Romney (Jae C. Hong/AP)When NBC's Brian Williams asked former Gov. Mitt Romney at the most recent Republican presidential debate if he considers himself "a member of the tea party," it may have been the toughest question of the night.
As anyone who aligns himself with the small-government movement will tell you, the question was overly simplistic--the tea party is more of an intellectual concept than an actual centralized organization--but Williams' question clearly struck a nerve. It was one of the only questions during the debate that Romney hesitated before answering, and his meandering response took far more time and effort than what some of his contenders would have expended in the same exchange. Herman Cain, for instance, probably would have whistled by the query and just said, "Yes."
"I believe in a lot of what the tea party believes in," Romney said. "The tea party believes that government's too big, taxing too much, and that we ought to get to the work of getting Americans to work. So I put together a plan with a whole series of points of how we can get America's economy going again. Tea party people like that. So if the tea party is for keeping government small and spending down, and helping us create jobs, then, hey, I'm for the tea party."

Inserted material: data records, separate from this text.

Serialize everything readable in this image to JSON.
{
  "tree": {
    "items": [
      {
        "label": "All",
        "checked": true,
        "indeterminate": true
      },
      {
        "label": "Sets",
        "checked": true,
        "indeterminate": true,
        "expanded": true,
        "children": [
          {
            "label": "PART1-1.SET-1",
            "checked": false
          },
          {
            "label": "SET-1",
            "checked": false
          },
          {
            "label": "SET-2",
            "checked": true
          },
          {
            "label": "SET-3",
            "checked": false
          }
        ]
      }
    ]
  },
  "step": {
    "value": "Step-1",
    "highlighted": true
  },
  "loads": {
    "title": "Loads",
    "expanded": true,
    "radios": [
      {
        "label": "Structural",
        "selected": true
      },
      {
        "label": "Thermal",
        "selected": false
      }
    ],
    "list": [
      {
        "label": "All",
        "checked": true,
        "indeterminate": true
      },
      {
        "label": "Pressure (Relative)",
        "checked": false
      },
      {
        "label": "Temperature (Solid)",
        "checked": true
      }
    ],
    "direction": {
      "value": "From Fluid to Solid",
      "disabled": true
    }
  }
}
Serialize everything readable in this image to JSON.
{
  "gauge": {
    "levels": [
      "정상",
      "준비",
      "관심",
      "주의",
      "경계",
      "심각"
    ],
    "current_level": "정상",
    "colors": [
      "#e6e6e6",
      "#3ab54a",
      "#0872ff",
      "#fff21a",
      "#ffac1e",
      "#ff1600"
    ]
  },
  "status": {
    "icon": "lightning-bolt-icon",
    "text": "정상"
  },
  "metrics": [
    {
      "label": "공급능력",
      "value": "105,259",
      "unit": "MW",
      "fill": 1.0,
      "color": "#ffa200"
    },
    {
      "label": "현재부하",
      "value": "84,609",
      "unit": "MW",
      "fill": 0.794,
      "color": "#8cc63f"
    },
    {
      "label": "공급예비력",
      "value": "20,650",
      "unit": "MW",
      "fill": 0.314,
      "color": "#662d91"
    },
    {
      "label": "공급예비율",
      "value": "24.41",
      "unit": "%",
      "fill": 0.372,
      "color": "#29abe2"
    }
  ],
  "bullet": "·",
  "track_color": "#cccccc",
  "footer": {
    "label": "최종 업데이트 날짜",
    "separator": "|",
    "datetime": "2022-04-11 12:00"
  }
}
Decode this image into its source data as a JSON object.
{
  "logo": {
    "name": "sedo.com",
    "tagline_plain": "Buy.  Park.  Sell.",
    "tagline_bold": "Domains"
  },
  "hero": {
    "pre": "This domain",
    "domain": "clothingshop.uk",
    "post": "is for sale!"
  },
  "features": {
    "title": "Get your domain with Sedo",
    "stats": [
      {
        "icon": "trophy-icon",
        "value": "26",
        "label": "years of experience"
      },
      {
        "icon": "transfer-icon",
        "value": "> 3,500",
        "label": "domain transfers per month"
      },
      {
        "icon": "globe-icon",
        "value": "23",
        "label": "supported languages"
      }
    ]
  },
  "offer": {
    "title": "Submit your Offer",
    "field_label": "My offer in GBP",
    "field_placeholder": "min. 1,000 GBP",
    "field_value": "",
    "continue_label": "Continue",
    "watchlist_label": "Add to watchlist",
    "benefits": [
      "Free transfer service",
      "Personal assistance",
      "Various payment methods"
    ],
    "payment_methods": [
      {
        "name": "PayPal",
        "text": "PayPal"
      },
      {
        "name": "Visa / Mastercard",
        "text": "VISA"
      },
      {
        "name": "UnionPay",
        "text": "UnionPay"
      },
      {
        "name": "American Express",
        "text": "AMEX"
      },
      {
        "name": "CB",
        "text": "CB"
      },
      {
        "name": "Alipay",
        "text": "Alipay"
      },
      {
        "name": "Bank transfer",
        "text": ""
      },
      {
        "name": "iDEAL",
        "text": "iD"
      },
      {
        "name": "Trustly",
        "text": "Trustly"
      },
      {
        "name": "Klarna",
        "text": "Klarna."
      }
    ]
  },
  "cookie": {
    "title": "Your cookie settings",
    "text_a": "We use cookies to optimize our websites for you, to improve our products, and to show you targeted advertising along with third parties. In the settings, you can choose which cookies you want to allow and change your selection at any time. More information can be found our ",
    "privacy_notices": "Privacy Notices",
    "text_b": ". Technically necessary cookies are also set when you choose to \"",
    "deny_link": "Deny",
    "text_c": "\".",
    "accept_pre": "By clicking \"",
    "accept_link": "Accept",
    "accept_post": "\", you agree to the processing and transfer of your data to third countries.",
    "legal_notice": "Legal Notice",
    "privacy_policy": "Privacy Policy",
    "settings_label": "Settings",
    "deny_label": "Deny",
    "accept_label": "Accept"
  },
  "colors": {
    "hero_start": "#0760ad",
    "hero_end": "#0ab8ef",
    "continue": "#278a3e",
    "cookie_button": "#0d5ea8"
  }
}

Interestingly, that's about the same response that tea party-aligned lawmakers provided when I asked if they thought Romney espoused the principles of the movement. All basically gave the same answer: To paraphrase a popular Facebook characterization of a user's relationship status, it's complicated.Read More »from Romney a tea partier? It’s complicated